Task prompt
Skipping each picture, output the entries exactly as they stand below.

Data
____________________

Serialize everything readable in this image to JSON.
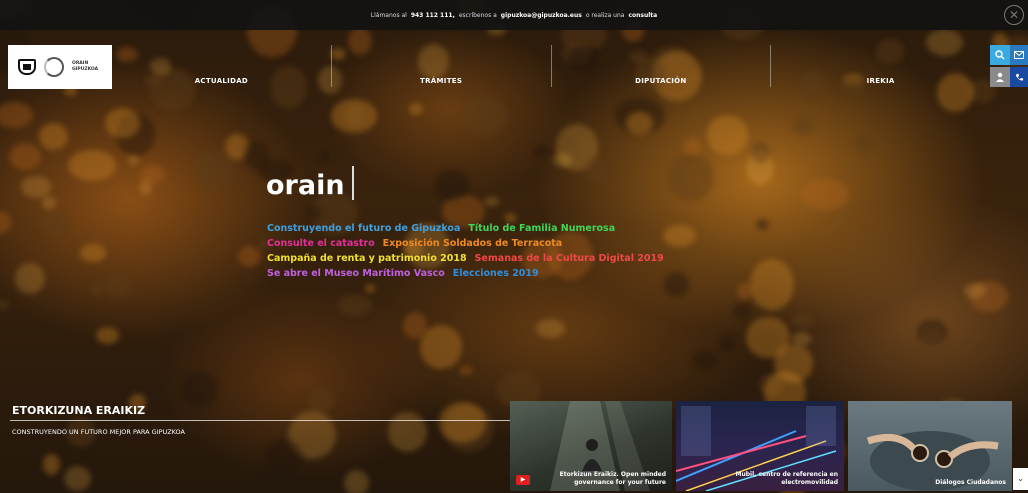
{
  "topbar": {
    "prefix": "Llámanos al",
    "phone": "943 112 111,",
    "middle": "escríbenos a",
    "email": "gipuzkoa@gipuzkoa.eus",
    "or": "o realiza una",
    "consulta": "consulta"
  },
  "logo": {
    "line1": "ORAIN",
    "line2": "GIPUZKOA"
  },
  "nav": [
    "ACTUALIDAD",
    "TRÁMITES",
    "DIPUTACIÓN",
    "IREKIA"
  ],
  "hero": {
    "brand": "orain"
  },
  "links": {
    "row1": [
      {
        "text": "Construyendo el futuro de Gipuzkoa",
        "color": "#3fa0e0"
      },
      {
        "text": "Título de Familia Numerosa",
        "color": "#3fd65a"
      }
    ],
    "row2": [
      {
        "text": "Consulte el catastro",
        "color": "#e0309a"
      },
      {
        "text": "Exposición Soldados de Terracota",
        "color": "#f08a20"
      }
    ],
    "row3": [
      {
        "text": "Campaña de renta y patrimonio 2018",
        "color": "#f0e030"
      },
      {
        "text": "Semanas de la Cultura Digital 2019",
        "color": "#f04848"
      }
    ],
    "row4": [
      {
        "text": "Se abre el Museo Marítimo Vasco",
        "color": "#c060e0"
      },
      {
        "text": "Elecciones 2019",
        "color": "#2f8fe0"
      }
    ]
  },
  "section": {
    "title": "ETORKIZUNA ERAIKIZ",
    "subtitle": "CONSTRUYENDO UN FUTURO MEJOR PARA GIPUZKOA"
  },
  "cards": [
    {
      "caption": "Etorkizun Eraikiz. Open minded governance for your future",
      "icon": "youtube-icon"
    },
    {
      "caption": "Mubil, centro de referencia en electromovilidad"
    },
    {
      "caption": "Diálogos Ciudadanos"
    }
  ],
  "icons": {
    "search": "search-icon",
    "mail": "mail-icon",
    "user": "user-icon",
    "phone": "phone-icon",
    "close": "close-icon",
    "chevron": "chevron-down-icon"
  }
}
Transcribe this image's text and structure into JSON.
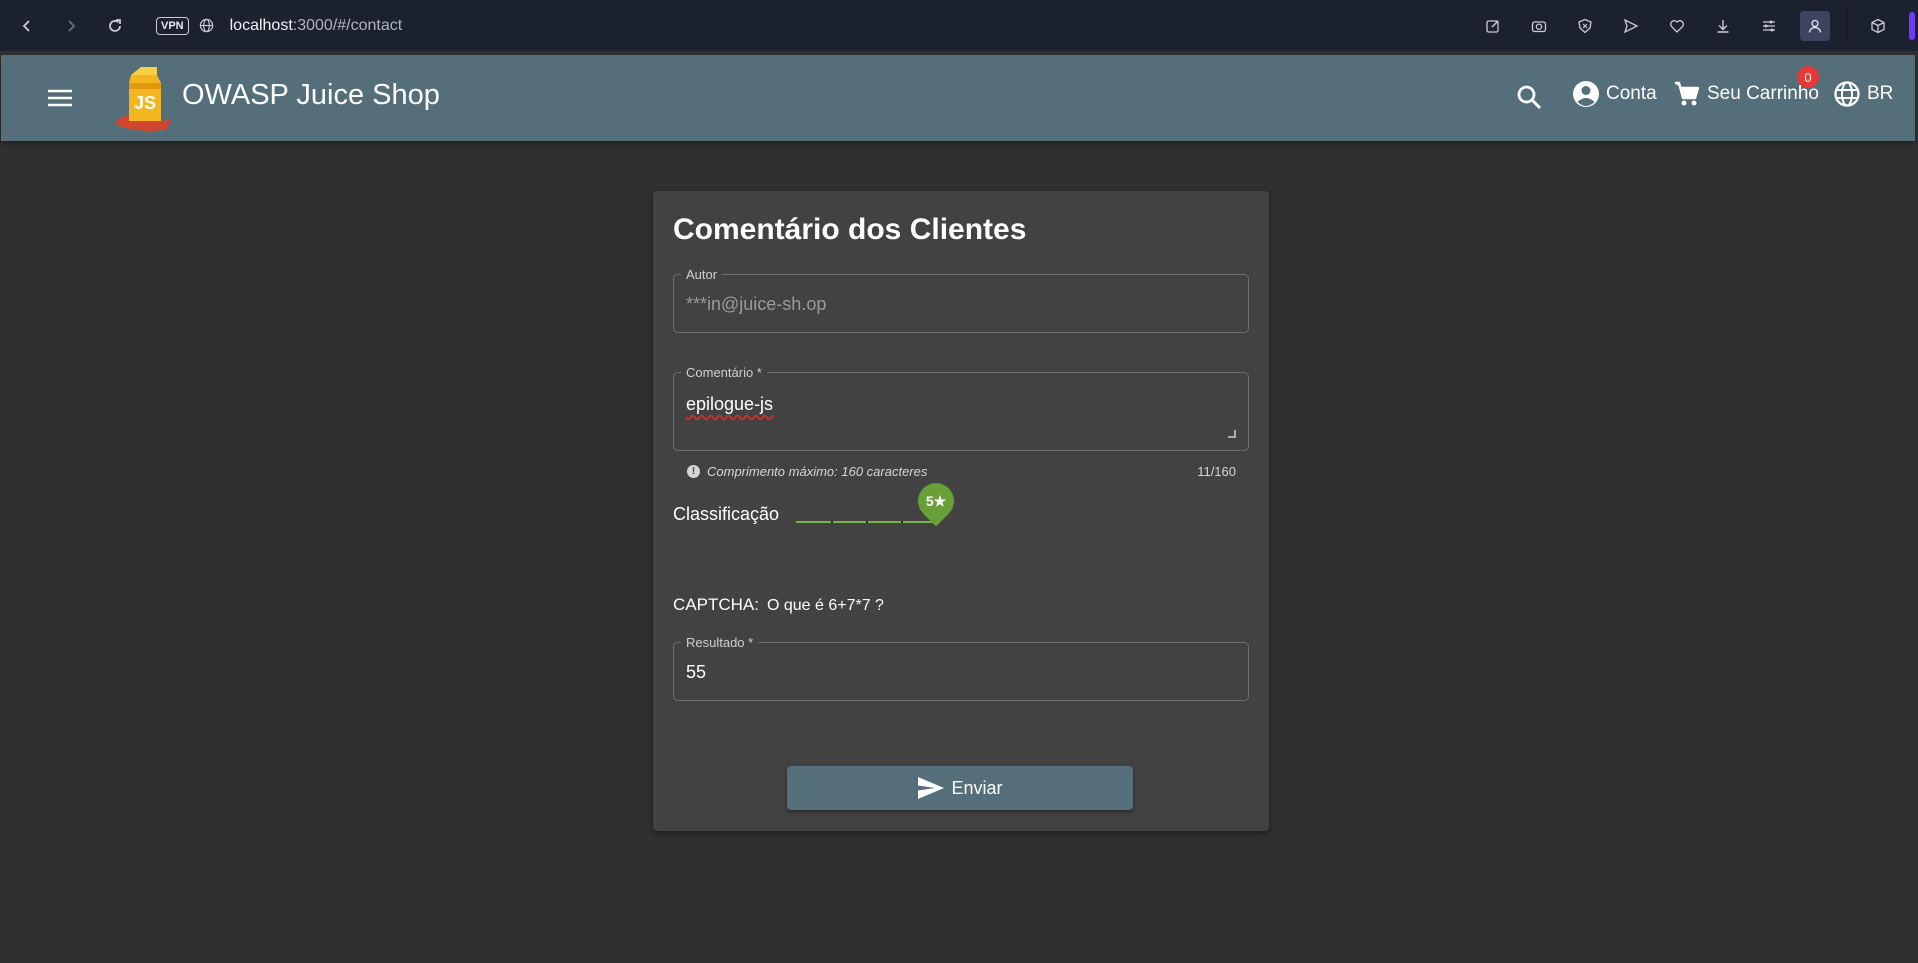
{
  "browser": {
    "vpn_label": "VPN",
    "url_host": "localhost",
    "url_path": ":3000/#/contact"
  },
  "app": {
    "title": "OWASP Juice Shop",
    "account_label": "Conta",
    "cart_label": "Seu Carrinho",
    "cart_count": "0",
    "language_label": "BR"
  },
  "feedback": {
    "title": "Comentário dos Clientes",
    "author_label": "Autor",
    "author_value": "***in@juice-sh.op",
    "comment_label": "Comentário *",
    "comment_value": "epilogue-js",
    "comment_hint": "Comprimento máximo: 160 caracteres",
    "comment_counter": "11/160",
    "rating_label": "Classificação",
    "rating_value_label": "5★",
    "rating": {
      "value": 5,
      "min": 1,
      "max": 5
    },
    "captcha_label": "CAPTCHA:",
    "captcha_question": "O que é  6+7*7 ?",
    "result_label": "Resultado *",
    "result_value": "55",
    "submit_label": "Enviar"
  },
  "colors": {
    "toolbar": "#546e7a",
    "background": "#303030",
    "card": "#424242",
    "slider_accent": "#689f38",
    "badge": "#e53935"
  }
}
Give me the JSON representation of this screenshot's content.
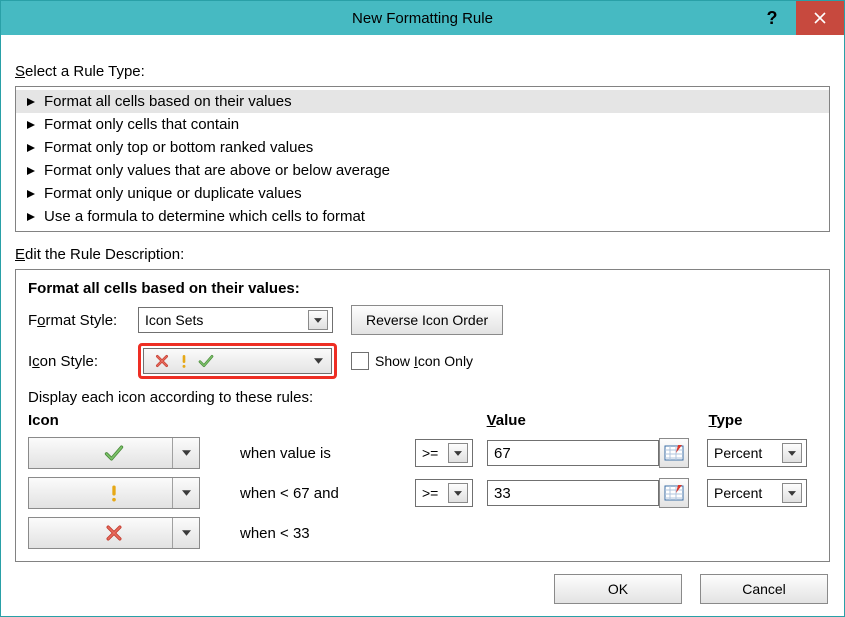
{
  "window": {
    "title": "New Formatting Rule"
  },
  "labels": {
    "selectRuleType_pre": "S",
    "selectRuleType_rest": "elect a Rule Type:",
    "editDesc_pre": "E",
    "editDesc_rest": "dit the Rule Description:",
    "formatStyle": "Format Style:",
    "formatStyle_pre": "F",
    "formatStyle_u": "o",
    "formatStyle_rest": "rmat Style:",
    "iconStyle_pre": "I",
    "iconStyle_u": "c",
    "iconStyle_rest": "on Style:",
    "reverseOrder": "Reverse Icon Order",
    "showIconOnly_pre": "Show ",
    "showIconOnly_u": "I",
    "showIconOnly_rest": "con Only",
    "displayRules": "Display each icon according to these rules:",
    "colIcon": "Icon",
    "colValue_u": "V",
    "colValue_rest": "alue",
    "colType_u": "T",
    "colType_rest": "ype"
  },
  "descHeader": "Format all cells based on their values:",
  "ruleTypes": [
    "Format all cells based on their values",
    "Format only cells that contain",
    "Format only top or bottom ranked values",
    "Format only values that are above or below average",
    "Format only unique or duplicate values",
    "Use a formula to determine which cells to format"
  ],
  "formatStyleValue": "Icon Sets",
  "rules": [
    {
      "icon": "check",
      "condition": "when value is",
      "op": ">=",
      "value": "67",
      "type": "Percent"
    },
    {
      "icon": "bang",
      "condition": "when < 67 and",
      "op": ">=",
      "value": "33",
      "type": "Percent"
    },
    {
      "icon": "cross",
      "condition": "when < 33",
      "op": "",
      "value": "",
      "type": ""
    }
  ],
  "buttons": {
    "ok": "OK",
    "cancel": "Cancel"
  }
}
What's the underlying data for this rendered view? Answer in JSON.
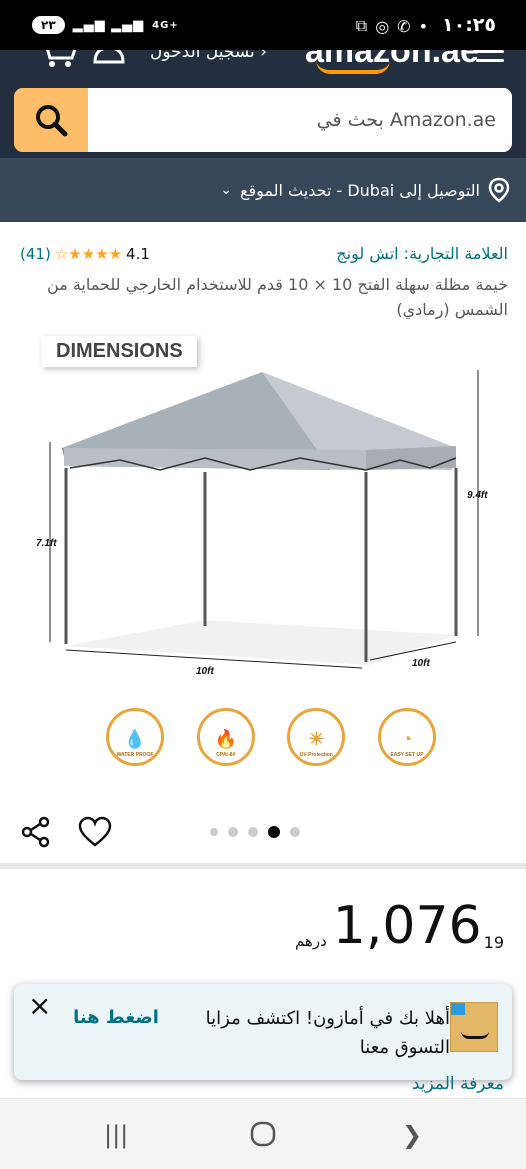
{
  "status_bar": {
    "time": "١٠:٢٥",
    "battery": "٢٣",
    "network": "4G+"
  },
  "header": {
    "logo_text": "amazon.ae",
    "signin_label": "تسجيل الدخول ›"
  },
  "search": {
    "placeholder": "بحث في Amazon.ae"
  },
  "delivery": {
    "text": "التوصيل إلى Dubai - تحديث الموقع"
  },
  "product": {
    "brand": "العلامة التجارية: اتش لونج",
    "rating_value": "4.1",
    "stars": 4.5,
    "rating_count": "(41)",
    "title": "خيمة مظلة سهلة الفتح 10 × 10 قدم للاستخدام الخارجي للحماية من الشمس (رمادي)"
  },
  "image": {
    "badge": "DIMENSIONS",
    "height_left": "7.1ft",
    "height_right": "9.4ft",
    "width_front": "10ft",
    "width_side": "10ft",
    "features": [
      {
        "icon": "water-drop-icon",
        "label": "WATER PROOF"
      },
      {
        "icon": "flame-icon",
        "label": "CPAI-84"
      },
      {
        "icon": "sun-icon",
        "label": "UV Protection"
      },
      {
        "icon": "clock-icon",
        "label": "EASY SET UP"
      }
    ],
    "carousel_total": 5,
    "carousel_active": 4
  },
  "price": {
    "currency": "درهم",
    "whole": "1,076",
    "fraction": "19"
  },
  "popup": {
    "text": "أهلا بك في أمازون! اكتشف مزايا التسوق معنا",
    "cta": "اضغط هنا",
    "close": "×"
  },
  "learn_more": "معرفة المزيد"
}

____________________

Exercise result
Serialize everything readable in this image to JSON.
{
  "topbar": {
    "prefix": "Llámanos al",
    "phone": "943 112 111,",
    "middle": "escríbenos a",
    "email": "gipuzkoa@gipuzkoa.eus",
    "or": "o realiza una",
    "consulta": "consulta"
  },
  "logo": {
    "line1": "ORAIN",
    "line2": "GIPUZKOA"
  },
  "nav": [
    "ACTUALIDAD",
    "TRÁMITES",
    "DIPUTACIÓN",
    "IREKIA"
  ],
  "hero": {
    "brand": "orain"
  },
  "links": {
    "row1": [
      {
        "text": "Construyendo el futuro de Gipuzkoa",
        "color": "#3fa0e0"
      },
      {
        "text": "Título de Familia Numerosa",
        "color": "#3fd65a"
      }
    ],
    "row2": [
      {
        "text": "Consulte el catastro",
        "color": "#e0309a"
      },
      {
        "text": "Exposición Soldados de Terracota",
        "color": "#f08a20"
      }
    ],
    "row3": [
      {
        "text": "Campaña de renta y patrimonio 2018",
        "color": "#f0e030"
      },
      {
        "text": "Semanas de la Cultura Digital 2019",
        "color": "#f04848"
      }
    ],
    "row4": [
      {
        "text": "Se abre el Museo Marítimo Vasco",
        "color": "#c060e0"
      },
      {
        "text": "Elecciones 2019",
        "color": "#2f8fe0"
      }
    ]
  },
  "section": {
    "title": "ETORKIZUNA ERAIKIZ",
    "subtitle": "CONSTRUYENDO UN FUTURO MEJOR PARA GIPUZKOA"
  },
  "cards": [
    {
      "caption": "Etorkizun Eraikiz. Open minded governance for your future",
      "icon": "youtube-icon"
    },
    {
      "caption": "Mubil, centro de referencia en electromovilidad"
    },
    {
      "caption": "Diálogos Ciudadanos"
    }
  ],
  "icons": {
    "search": "search-icon",
    "mail": "mail-icon",
    "user": "user-icon",
    "phone": "phone-icon",
    "close": "close-icon",
    "chevron": "chevron-down-icon"
  }
}
Transcribe this image's text and structure into JSON.
{
  "browser": {
    "vpn_label": "VPN",
    "url_host": "localhost",
    "url_path": ":3000/#/contact"
  },
  "app": {
    "title": "OWASP Juice Shop",
    "account_label": "Conta",
    "cart_label": "Seu Carrinho",
    "cart_count": "0",
    "language_label": "BR"
  },
  "feedback": {
    "title": "Comentário dos Clientes",
    "author_label": "Autor",
    "author_value": "***in@juice-sh.op",
    "comment_label": "Comentário *",
    "comment_value": "epilogue-js",
    "comment_hint": "Comprimento máximo: 160 caracteres",
    "comment_counter": "11/160",
    "rating_label": "Classificação",
    "rating_value_label": "5★",
    "rating": {
      "value": 5,
      "min": 1,
      "max": 5
    },
    "captcha_label": "CAPTCHA:",
    "captcha_question": "O que é  6+7*7 ?",
    "result_label": "Resultado *",
    "result_value": "55",
    "submit_label": "Enviar"
  },
  "colors": {
    "toolbar": "#546e7a",
    "background": "#303030",
    "card": "#424242",
    "slider_accent": "#689f38",
    "badge": "#e53935"
  }
}
Give me the JSON representation of this screenshot's content.
{
  "window": {
    "title": "New Formatting Rule"
  },
  "labels": {
    "selectRuleType_pre": "S",
    "selectRuleType_rest": "elect a Rule Type:",
    "editDesc_pre": "E",
    "editDesc_rest": "dit the Rule Description:",
    "formatStyle": "Format Style:",
    "formatStyle_pre": "F",
    "formatStyle_u": "o",
    "formatStyle_rest": "rmat Style:",
    "iconStyle_pre": "I",
    "iconStyle_u": "c",
    "iconStyle_rest": "on Style:",
    "reverseOrder": "Reverse Icon Order",
    "showIconOnly_pre": "Show ",
    "showIconOnly_u": "I",
    "showIconOnly_rest": "con Only",
    "displayRules": "Display each icon according to these rules:",
    "colIcon": "Icon",
    "colValue_u": "V",
    "colValue_rest": "alue",
    "colType_u": "T",
    "colType_rest": "ype"
  },
  "descHeader": "Format all cells based on their values:",
  "ruleTypes": [
    "Format all cells based on their values",
    "Format only cells that contain",
    "Format only top or bottom ranked values",
    "Format only values that are above or below average",
    "Format only unique or duplicate values",
    "Use a formula to determine which cells to format"
  ],
  "formatStyleValue": "Icon Sets",
  "rules": [
    {
      "icon": "check",
      "condition": "when value is",
      "op": ">=",
      "value": "67",
      "type": "Percent"
    },
    {
      "icon": "bang",
      "condition": "when < 67 and",
      "op": ">=",
      "value": "33",
      "type": "Percent"
    },
    {
      "icon": "cross",
      "condition": "when < 33",
      "op": "",
      "value": "",
      "type": ""
    }
  ],
  "buttons": {
    "ok": "OK",
    "cancel": "Cancel"
  }
}
What's the underlying data for this rendered view? Answer in JSON.
{
  "status_bar": {
    "time": "١٠:٢٥",
    "battery": "٢٣",
    "network": "4G+"
  },
  "header": {
    "logo_text": "amazon.ae",
    "signin_label": "تسجيل الدخول ›"
  },
  "search": {
    "placeholder": "بحث في Amazon.ae"
  },
  "delivery": {
    "text": "التوصيل إلى Dubai - تحديث الموقع"
  },
  "product": {
    "brand": "العلامة التجارية: اتش لونج",
    "rating_value": "4.1",
    "stars": 4.5,
    "rating_count": "(41)",
    "title": "خيمة مظلة سهلة الفتح 10 × 10 قدم للاستخدام الخارجي للحماية من الشمس (رمادي)"
  },
  "image": {
    "badge": "DIMENSIONS",
    "height_left": "7.1ft",
    "height_right": "9.4ft",
    "width_front": "10ft",
    "width_side": "10ft",
    "features": [
      {
        "icon": "water-drop-icon",
        "label": "WATER PROOF"
      },
      {
        "icon": "flame-icon",
        "label": "CPAI-84"
      },
      {
        "icon": "sun-icon",
        "label": "UV Protection"
      },
      {
        "icon": "clock-icon",
        "label": "EASY SET UP"
      }
    ],
    "carousel_total": 5,
    "carousel_active": 4
  },
  "price": {
    "currency": "درهم",
    "whole": "1,076",
    "fraction": "19"
  },
  "popup": {
    "text": "أهلا بك في أمازون! اكتشف مزايا التسوق معنا",
    "cta": "اضغط هنا",
    "close": "×"
  },
  "learn_more": "معرفة المزيد"
}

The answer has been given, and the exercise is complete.